Saved entries
• • • • • • •
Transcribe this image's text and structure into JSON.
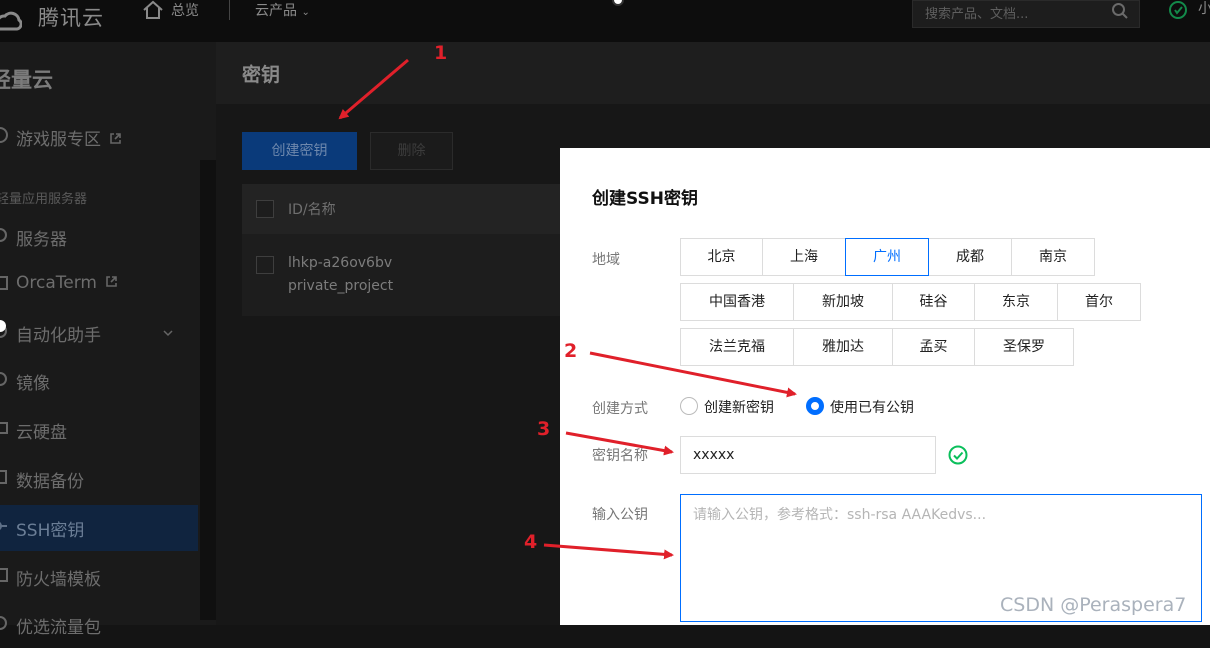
{
  "topbar": {
    "brand": "腾讯云",
    "home_label": "总览",
    "products_label": "云产品",
    "search_placeholder": "搜索产品、文档...",
    "user_label": "小"
  },
  "sidebar": {
    "title": "轻量云",
    "group_label": "轻量应用服务器",
    "items": [
      {
        "label": "游戏服专区"
      },
      {
        "label": "服务器"
      },
      {
        "label": "OrcaTerm"
      },
      {
        "label": "自动化助手"
      },
      {
        "label": "镜像"
      },
      {
        "label": "云硬盘"
      },
      {
        "label": "数据备份"
      },
      {
        "label": "SSH密钥"
      },
      {
        "label": "防火墙模板"
      },
      {
        "label": "优选流量包"
      }
    ],
    "active_item": "SSH密钥"
  },
  "main": {
    "title": "密钥",
    "create_button": "创建密钥",
    "delete_button": "删除",
    "table": {
      "header": "ID/名称",
      "rows": [
        {
          "id": "lhkp-a26ov6bv",
          "name": "private_project"
        }
      ]
    }
  },
  "modal": {
    "title": "创建SSH密钥",
    "region_label": "地域",
    "regions_row1": [
      "北京",
      "上海",
      "广州",
      "成都",
      "南京"
    ],
    "regions_row2": [
      "中国香港",
      "新加坡",
      "硅谷",
      "东京",
      "首尔"
    ],
    "regions_row3": [
      "法兰克福",
      "雅加达",
      "孟买",
      "圣保罗"
    ],
    "selected_region": "广州",
    "method_label": "创建方式",
    "method_new": "创建新密钥",
    "method_existing": "使用已有公钥",
    "selected_method": "使用已有公钥",
    "name_label": "密钥名称",
    "name_value": "xxxxx",
    "pubkey_label": "输入公钥",
    "pubkey_placeholder": "请输入公钥，参考格式：ssh-rsa AAAKedvs..."
  },
  "annotations": {
    "step1": "1",
    "step2": "2",
    "step3": "3",
    "step4": "4",
    "color": "#e0202a"
  },
  "watermark": "CSDN @Peraspera7",
  "colors": {
    "accent": "#006eff",
    "success": "#0abf5b"
  }
}
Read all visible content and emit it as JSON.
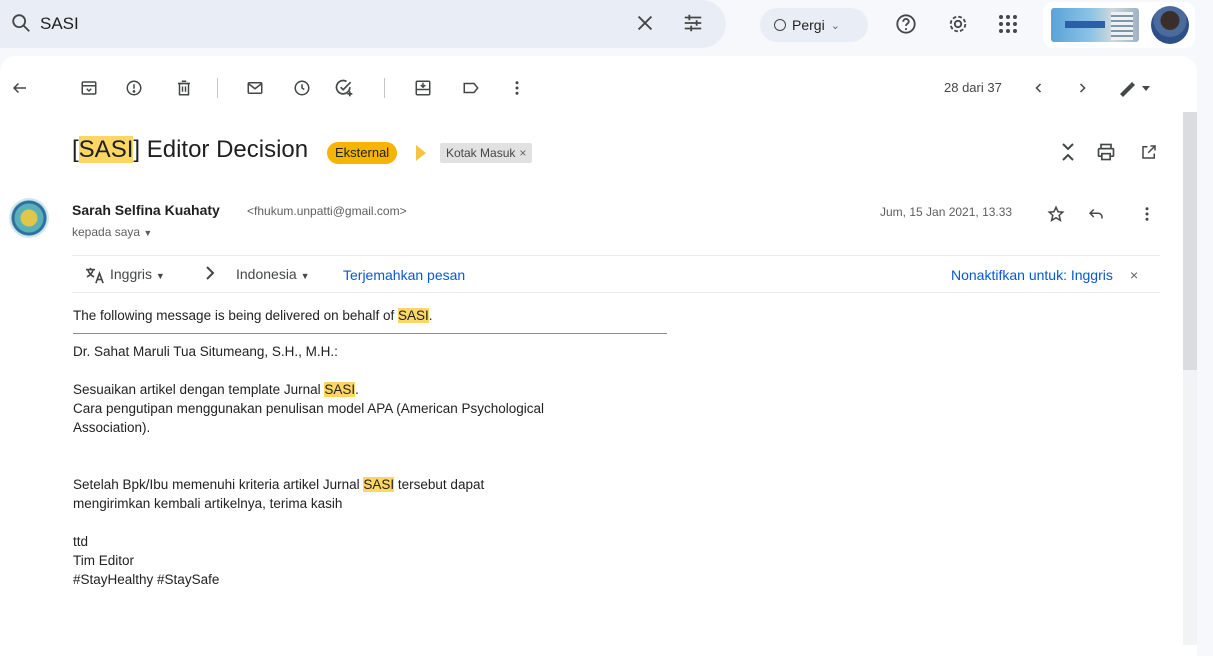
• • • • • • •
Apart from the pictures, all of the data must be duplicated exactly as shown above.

Transcribe this image's text and structure into JSON.
{
  "topbar": {
    "brand": "腾讯云",
    "home_label": "总览",
    "products_label": "云产品",
    "search_placeholder": "搜索产品、文档...",
    "user_label": "小"
  },
  "sidebar": {
    "title": "轻量云",
    "group_label": "轻量应用服务器",
    "items": [
      {
        "label": "游戏服专区"
      },
      {
        "label": "服务器"
      },
      {
        "label": "OrcaTerm"
      },
      {
        "label": "自动化助手"
      },
      {
        "label": "镜像"
      },
      {
        "label": "云硬盘"
      },
      {
        "label": "数据备份"
      },
      {
        "label": "SSH密钥"
      },
      {
        "label": "防火墙模板"
      },
      {
        "label": "优选流量包"
      }
    ],
    "active_item": "SSH密钥"
  },
  "main": {
    "title": "密钥",
    "create_button": "创建密钥",
    "delete_button": "删除",
    "table": {
      "header": "ID/名称",
      "rows": [
        {
          "id": "lhkp-a26ov6bv",
          "name": "private_project"
        }
      ]
    }
  },
  "modal": {
    "title": "创建SSH密钥",
    "region_label": "地域",
    "regions_row1": [
      "北京",
      "上海",
      "广州",
      "成都",
      "南京"
    ],
    "regions_row2": [
      "中国香港",
      "新加坡",
      "硅谷",
      "东京",
      "首尔"
    ],
    "regions_row3": [
      "法兰克福",
      "雅加达",
      "孟买",
      "圣保罗"
    ],
    "selected_region": "广州",
    "method_label": "创建方式",
    "method_new": "创建新密钥",
    "method_existing": "使用已有公钥",
    "selected_method": "使用已有公钥",
    "name_label": "密钥名称",
    "name_value": "xxxxx",
    "pubkey_label": "输入公钥",
    "pubkey_placeholder": "请输入公钥，参考格式：ssh-rsa AAAKedvs..."
  },
  "annotations": {
    "step1": "1",
    "step2": "2",
    "step3": "3",
    "step4": "4",
    "color": "#e0202a"
  },
  "watermark": "CSDN @Peraspera7",
  "colors": {
    "accent": "#006eff",
    "success": "#0abf5b"
  }
}
Read all visible content and emit it as JSON.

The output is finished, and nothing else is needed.